This World Week for Animals in Laboratories, world-famous “Project Nim” primatologist Robert Ingersoll has joined four international animal protection organizations to support ethical researchers who are embracing modern methods to accelerate research for COVID-19 vaccines. In a historic move that acknowledges the lengthy and unreliable nature of animal “models” of disease, the National Institutes of Health has begun human clinical trials without waiting for all the results from animal experiments.
As the global health crisis continues, there has never been a greater need for fast-moving and effective research. The unprecedented demand for COVID-19 treatments necessitates an urgent shift towards reliable, human-relevant medical studies for a vaccine, as well as for the prevention of similar pandemics in the future.
Innovative research methods being used to study COVID-19 include three-dimensional reconstructed human respiratory tissue models and biological sampling of infected patients, which provide real hope of combating COVID-19 and inspire better preparation to address future pandemics.
A plethora of ethical and effective research methods are available to study human diseases that do not require animals, such as epidemiology studies, computer-based techniques, human cell and tissue cultures, tissue engineering, organ-on-a-chip microfluidics, and many more.
While many researchers are using non-animal methods, the COVID-19 outbreak has also triggered the approval of millions of dollars in grants to fund animal-based research using primates, ferrets, and mice.
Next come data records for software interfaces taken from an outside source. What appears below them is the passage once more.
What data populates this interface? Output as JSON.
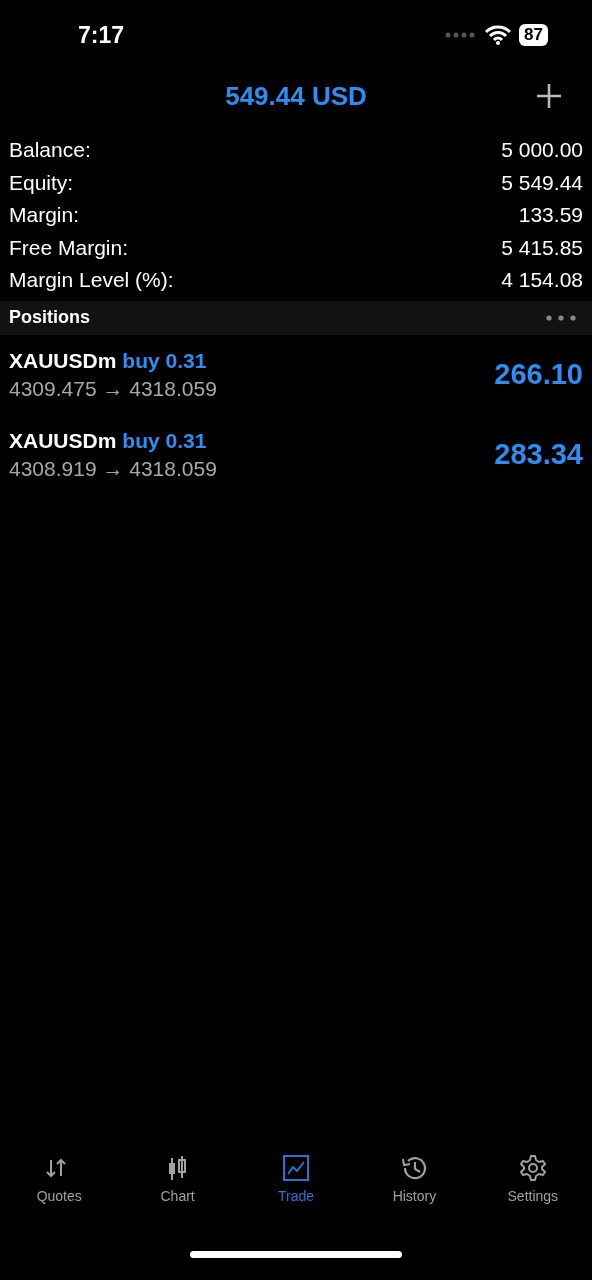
{
  "status_bar": {
    "time": "7:17",
    "battery": "87"
  },
  "header": {
    "title": "549.44 USD"
  },
  "account": [
    {
      "label": "Balance:",
      "value": "5 000.00"
    },
    {
      "label": "Equity:",
      "value": "5 549.44"
    },
    {
      "label": "Margin:",
      "value": "133.59"
    },
    {
      "label": "Free Margin:",
      "value": "5 415.85"
    },
    {
      "label": "Margin Level (%):",
      "value": "4 154.08"
    }
  ],
  "positions_header": {
    "title": "Positions"
  },
  "positions": [
    {
      "symbol": "XAUUSDm",
      "order": "buy 0.31",
      "prices": "4309.475 → 4318.059",
      "profit": "266.10"
    },
    {
      "symbol": "XAUUSDm",
      "order": "buy 0.31",
      "prices": "4308.919 → 4318.059",
      "profit": "283.34"
    }
  ],
  "tab_bar": [
    {
      "kind": "quotes",
      "label": "Quotes",
      "selected": false
    },
    {
      "kind": "chart",
      "label": "Chart",
      "selected": false
    },
    {
      "kind": "trade",
      "label": "Trade",
      "selected": true
    },
    {
      "kind": "history",
      "label": "History",
      "selected": false
    },
    {
      "kind": "settings",
      "label": "Settings",
      "selected": false
    }
  ]
}
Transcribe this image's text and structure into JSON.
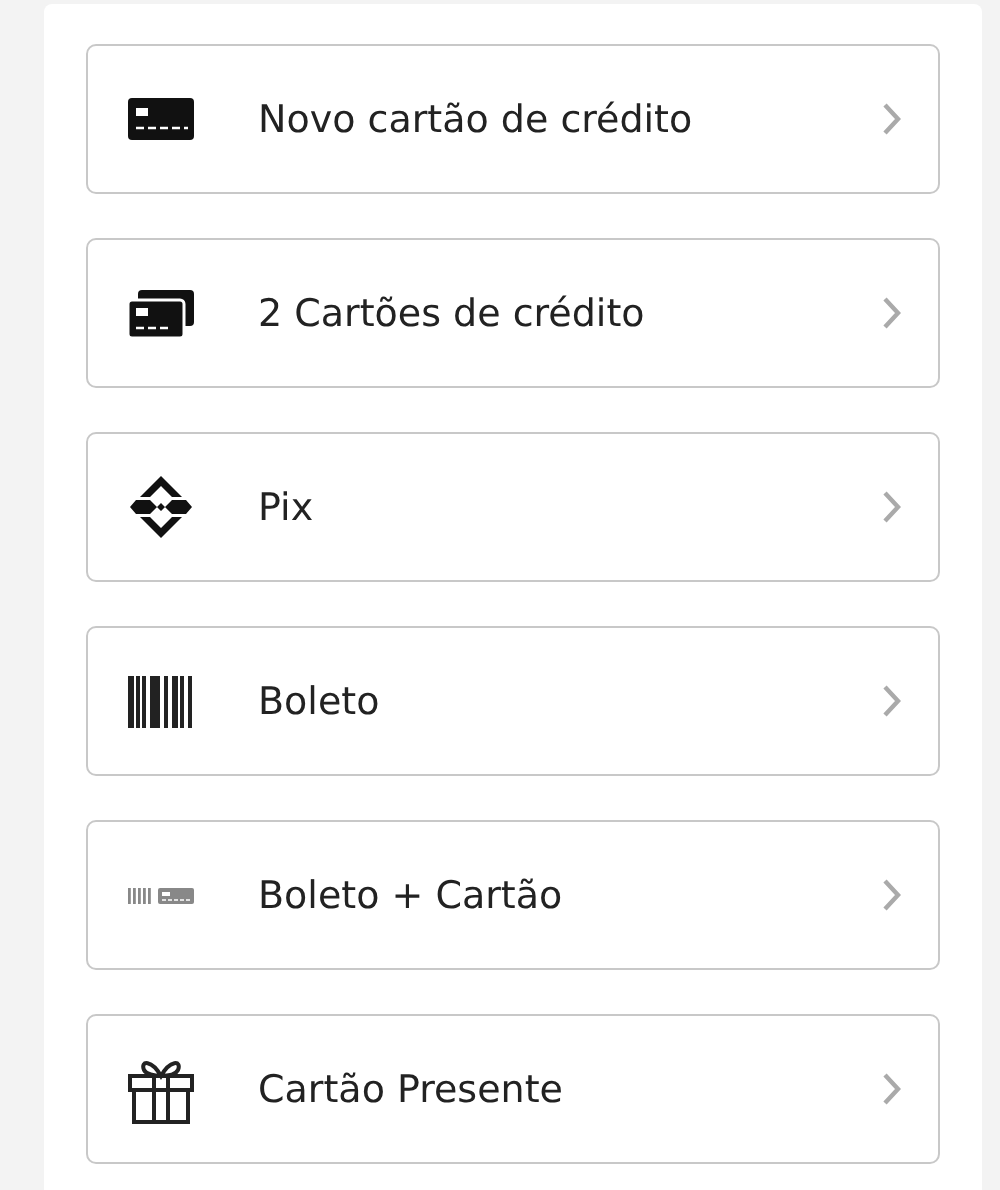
{
  "payment_options": [
    {
      "kind": "card",
      "label": "Novo cartão de crédito"
    },
    {
      "kind": "two-cards",
      "label": "2 Cartões de crédito"
    },
    {
      "kind": "pix",
      "label": "Pix"
    },
    {
      "kind": "barcode",
      "label": "Boleto"
    },
    {
      "kind": "barcode-card",
      "label": "Boleto + Cartão"
    },
    {
      "kind": "gift",
      "label": "Cartão Presente"
    }
  ]
}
Not only will any information from this research not be available for years, but animals are not predictive models of the human response. Fewer than 12% of drugs entering clinical trials result in an approved medicine, despite showing positive results for safety and efficacy in animal experiments. This archaic practice results in wasted lives, both human and animal, as well as squandered money, with the drug development process estimated to cost up to $2.5 billion per treatment.
In 2018, scientists cited hundreds of biomedical studies from journals including Nature, Science, and the Journal of the American Medical Association to show animal modeling is ineffective, misleading to scientists, unable to prevent the development of dangerous drugs, and prone to prevent the development of useful drugs. Legislation still requires animal experimentation prior to human testing even though the pharmaceutical sector has better options that were unavailable when animal modeling was first mandated.
“Using non-human primates, mice or any animals to find a cure for viruses, such as the coronavirus, which won’t be the last one we see, is not only unethical but produces vastly inaccurate results and quite simply takes too long,” urges “Project Nim” primatologist and In Defense of Animals board member, Robert Ingersoll, who is backing the United for Animals in Labs coalition to call for ethical research. “Forward-thinking researchers are moving forward with humane, human-relevant cures for COVID-19 because the world cannot afford to be hampered by the results of bogus and outdated animal experiments. We could have a solution using pioneering research in a matter of months; this is how we will save lives.”
Over 10,000 people from the U.S., U.K., Australia and New Zealand have signed a letter supporting human-relevant research and thanking research institutions pursuing innovative and ethical research. Ethical research institutes include MatTek Life Sciences, Epithelix, Stemonix, Immundnz, Institute for In Vitro Sciences, STEMCELL Technologies, Yumab, and InSphero. You can read and sign the letter here.
This research provides real hope of combating COVID-19 and better prepares us to address future pandemics. Signatures will be collected until the end of Friday, May 1st.
Featured image: a capuchin rescued from medical research arrives at the Jungle Friends sanctuary. Image credit Jo-Anne McArthur / NEAVS.